Modern Day Deaf Slavery

The issue of modern deaf slavery came to light when, in 1997, two deaf peddlers entered a police station in New York City and beseeched the police to help them. They revealed stories of regular abuse, beatings, torture by stun guns, rape, and exploitation. They were not allowed to go ‘home’ unless they had earned $100 for the day’s work. The police then raided a two-bedroom apartment in Queens and discovered 57 terrified men, women, and children imprisoned in crowded, filthy quarters.

Deaf slavery is still a problem in the United States. CNN recently posted a brief uncaptioned video about deaf slavery in America as part of its Freedom Project. The Freedom Project is a yearlong focus by CNN that centers on the problem of slavery and human trafficking. The video was uncaptioned and presented a rather sanitized version of deaf slavery. The darker details were revealed in the late 1990s when the New York Times and the Los Angeles Times published a series of articles that exposed the gruesome details of deaf slavery taking place in Los Angeles, Chicago, New York City, and even small towns like Sanford, South Carolina. Similar stories were also published in Western Europe describing the exploitation of illegal deaf Eastern European immigrants.

The odds are likely that deaf peddlers and panhandlers we encounter these days are being exploited and subject to beatings, torture, rape, unwanted sexual advances, false imprisonment, and forced to live in inhumane conditions. Those people are disenfranchised and living in fear. They are powerless because of their illegal immigrant status and feel unable to seek help from law enforcement authorities. They also confront linguistic challenges because many lack fluency in their own native languages, the languages of their adopted country, and are often illiterate. Many also live under the threat of bodily harm being committed against their loved ones if they break rank.

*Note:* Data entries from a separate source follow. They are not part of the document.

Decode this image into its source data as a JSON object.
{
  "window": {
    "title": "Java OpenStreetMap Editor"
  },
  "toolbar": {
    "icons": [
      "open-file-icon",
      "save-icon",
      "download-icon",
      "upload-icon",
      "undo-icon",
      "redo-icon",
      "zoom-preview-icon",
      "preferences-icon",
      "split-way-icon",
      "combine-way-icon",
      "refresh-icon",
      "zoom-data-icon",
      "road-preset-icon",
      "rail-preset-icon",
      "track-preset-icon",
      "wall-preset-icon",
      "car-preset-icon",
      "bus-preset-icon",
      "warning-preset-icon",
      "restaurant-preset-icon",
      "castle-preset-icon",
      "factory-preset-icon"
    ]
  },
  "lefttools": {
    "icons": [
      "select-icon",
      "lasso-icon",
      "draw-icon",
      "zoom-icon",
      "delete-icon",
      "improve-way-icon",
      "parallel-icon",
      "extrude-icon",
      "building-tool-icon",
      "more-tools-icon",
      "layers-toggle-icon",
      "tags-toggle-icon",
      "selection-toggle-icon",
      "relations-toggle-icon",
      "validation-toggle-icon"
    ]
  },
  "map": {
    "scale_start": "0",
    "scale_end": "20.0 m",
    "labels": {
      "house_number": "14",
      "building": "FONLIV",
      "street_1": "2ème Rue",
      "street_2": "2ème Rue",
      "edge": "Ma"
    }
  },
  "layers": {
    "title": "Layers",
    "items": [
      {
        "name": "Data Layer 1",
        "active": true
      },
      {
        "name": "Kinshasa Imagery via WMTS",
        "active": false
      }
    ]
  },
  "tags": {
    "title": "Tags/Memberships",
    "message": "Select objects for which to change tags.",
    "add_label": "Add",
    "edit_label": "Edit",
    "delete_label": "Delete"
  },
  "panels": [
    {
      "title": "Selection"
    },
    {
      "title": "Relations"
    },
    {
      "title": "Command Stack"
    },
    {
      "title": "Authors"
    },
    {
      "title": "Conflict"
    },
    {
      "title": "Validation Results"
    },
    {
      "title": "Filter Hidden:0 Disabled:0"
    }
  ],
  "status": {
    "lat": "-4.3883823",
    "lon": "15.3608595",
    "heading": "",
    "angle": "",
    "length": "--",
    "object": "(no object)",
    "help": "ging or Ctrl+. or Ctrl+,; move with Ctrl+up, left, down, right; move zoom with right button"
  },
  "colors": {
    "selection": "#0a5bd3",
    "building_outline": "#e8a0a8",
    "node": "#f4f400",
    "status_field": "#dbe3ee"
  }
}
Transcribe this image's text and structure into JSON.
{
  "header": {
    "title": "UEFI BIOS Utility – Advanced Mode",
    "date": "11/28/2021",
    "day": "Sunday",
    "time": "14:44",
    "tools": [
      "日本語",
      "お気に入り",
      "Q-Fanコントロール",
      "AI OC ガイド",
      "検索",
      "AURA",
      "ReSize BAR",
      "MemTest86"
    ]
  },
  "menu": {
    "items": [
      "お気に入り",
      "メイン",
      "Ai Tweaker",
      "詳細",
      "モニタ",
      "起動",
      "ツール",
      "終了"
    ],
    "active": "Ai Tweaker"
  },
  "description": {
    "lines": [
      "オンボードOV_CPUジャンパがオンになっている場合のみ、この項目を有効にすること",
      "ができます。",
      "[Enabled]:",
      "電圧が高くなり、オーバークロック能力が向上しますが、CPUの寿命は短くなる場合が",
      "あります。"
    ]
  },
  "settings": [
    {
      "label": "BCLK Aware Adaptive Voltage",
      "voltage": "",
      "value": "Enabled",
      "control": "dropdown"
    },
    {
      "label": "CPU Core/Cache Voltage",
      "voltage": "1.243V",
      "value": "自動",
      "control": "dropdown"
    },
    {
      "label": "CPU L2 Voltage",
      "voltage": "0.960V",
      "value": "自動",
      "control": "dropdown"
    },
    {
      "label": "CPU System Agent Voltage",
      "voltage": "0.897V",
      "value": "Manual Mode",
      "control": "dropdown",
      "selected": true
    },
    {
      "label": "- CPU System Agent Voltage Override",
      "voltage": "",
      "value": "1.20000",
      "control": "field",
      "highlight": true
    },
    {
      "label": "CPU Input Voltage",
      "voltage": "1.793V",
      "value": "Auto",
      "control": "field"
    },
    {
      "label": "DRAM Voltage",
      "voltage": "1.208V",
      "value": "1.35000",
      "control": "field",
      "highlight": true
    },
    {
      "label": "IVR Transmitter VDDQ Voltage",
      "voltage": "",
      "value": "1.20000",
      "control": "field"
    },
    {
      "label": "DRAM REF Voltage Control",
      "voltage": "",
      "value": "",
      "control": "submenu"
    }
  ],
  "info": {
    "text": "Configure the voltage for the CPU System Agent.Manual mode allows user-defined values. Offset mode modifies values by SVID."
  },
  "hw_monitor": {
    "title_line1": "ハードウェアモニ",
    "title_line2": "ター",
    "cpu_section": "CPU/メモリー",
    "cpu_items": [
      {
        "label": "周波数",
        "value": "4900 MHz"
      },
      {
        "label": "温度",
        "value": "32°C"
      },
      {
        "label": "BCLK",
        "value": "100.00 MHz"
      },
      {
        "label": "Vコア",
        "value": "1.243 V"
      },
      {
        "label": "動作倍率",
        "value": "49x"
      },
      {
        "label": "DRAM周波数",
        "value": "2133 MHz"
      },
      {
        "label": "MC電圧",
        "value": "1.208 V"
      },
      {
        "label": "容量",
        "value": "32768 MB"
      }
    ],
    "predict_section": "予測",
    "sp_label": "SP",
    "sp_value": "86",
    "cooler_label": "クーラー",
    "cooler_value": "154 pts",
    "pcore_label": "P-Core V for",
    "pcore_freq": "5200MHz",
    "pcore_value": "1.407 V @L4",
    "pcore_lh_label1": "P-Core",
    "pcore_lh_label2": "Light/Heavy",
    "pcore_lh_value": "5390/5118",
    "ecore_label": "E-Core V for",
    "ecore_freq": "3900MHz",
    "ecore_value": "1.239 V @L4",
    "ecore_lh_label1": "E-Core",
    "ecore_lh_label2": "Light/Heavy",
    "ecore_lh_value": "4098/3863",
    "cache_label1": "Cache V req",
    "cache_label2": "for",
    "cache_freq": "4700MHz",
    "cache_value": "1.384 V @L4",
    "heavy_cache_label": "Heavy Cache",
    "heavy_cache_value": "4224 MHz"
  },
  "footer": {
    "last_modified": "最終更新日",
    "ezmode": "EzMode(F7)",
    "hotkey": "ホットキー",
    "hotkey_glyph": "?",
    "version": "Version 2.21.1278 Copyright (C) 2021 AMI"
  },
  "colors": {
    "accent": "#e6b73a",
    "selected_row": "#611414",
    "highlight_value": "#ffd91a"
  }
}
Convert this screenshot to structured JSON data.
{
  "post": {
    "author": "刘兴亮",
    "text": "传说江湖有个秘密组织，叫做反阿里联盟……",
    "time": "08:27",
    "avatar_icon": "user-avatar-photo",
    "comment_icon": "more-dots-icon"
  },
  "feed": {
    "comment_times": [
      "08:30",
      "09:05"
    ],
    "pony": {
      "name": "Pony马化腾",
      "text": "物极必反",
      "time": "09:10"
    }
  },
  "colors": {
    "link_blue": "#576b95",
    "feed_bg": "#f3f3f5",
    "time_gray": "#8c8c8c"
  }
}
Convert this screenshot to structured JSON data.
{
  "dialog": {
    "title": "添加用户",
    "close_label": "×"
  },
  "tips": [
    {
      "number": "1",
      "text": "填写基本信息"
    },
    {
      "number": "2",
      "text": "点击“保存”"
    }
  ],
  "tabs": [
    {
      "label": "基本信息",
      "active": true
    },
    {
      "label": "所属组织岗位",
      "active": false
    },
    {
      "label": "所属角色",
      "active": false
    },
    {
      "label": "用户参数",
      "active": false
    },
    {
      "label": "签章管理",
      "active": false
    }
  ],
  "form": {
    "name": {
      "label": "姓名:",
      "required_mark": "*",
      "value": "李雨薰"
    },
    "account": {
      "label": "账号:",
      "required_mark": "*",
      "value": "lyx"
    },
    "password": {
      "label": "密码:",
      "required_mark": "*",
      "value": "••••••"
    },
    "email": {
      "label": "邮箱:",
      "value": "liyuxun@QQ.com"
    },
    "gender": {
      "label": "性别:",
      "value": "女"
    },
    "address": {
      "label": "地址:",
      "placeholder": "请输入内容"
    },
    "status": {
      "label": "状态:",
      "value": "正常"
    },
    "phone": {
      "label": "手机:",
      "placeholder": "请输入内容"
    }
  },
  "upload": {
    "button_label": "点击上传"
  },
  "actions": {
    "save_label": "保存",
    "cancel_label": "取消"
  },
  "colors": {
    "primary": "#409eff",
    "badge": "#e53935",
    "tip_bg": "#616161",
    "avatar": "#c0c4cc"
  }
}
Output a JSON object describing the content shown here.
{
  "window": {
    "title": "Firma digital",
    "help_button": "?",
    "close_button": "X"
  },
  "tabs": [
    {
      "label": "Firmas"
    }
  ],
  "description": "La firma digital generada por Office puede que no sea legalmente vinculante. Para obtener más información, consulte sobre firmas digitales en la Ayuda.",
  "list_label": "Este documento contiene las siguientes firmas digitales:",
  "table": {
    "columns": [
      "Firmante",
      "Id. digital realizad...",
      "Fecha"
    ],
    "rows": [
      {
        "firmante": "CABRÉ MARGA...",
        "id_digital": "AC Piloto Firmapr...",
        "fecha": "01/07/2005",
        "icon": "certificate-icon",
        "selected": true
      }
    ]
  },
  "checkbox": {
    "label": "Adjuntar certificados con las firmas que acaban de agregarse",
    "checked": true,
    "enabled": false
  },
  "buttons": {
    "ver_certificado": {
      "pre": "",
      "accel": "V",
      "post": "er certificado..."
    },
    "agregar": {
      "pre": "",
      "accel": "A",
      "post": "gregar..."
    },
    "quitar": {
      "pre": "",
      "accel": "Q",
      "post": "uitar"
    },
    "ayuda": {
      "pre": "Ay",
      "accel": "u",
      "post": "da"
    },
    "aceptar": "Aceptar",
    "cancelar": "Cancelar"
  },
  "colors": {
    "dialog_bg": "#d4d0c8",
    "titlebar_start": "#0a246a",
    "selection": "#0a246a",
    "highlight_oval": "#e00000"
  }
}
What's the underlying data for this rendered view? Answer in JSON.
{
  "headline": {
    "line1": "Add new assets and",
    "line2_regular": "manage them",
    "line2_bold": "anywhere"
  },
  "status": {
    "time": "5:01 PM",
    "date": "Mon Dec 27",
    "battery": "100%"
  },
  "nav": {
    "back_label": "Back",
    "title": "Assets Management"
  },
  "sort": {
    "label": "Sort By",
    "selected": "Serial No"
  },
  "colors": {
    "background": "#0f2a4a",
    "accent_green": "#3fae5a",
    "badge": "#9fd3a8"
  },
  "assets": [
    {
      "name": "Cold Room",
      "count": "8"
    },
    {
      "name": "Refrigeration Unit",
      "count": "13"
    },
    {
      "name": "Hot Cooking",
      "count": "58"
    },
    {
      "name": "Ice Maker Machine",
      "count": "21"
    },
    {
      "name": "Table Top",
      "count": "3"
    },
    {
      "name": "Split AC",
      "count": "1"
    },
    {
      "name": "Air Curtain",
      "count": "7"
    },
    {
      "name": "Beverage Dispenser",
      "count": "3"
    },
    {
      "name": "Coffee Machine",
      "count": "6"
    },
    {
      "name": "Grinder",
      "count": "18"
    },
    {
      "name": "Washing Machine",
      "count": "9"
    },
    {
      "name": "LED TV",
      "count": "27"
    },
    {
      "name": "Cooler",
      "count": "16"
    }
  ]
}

[Deaf peddlers] are disenfranchised and living in fear. They are powerless because of their illegal immigrant status and feel unable to seek help from law enforcement authorities.


In the late 1990s, mainstream media and the deaf press covered stories about deaf illegal immigrants being exploited but since then have remained largely silent.

Contemporary Attitudes

Apparently forgetting the news coverage of modern day deaf slavery in the 1990s and in response to persistent attitudes of condescension toward deaf peddlers, some people in the deafhood movement have recently insisted that in the spirit of fraternity we ‘support’ deaf peddlers by buying their wares and to not look down on them. Peddling trinkets and panhandling for a living is certainly an individual’s prerogative and be far from it for any of us to judge what a person chooses to do for a living.

However, we must remember that when we ‘support’ deaf peddlers, we are most likely supporting Beggar Kings who are exploiting and enslaving our deaf brethren. Peddling and panhandling are fine. Supporting exploitation and enslavement is not.

Report suspected cases of slavery or human trafficking to law enforcement authorities.

Check out these articles:
Deaf L.A. Peddlers Say They Know N.Y. Sellers

For Deaf Peddlers, Both Opportunity And Exploitation
Deaf Peddlers Were Tortured With Stun Guns, Enforcer Says


ABOUT OCTAVIAN ROBINSON
Octavian Robinson is currently a PhD candidate at the Ohio State University. His dissertation centers on the anti-impostor and anti-peddling campaigns conducted by the American Deaf community from 1880-1953.

2 comments:

  1. Check this out: https://www.revisor.mn.gov/statutes/?id=256C.03

    I believe Minnesota was the first in the nation to enact this.

    ReplyDelete
  2. One small clarification: Sanford is a town in North Carolina, not South Carolina.

    ReplyDelete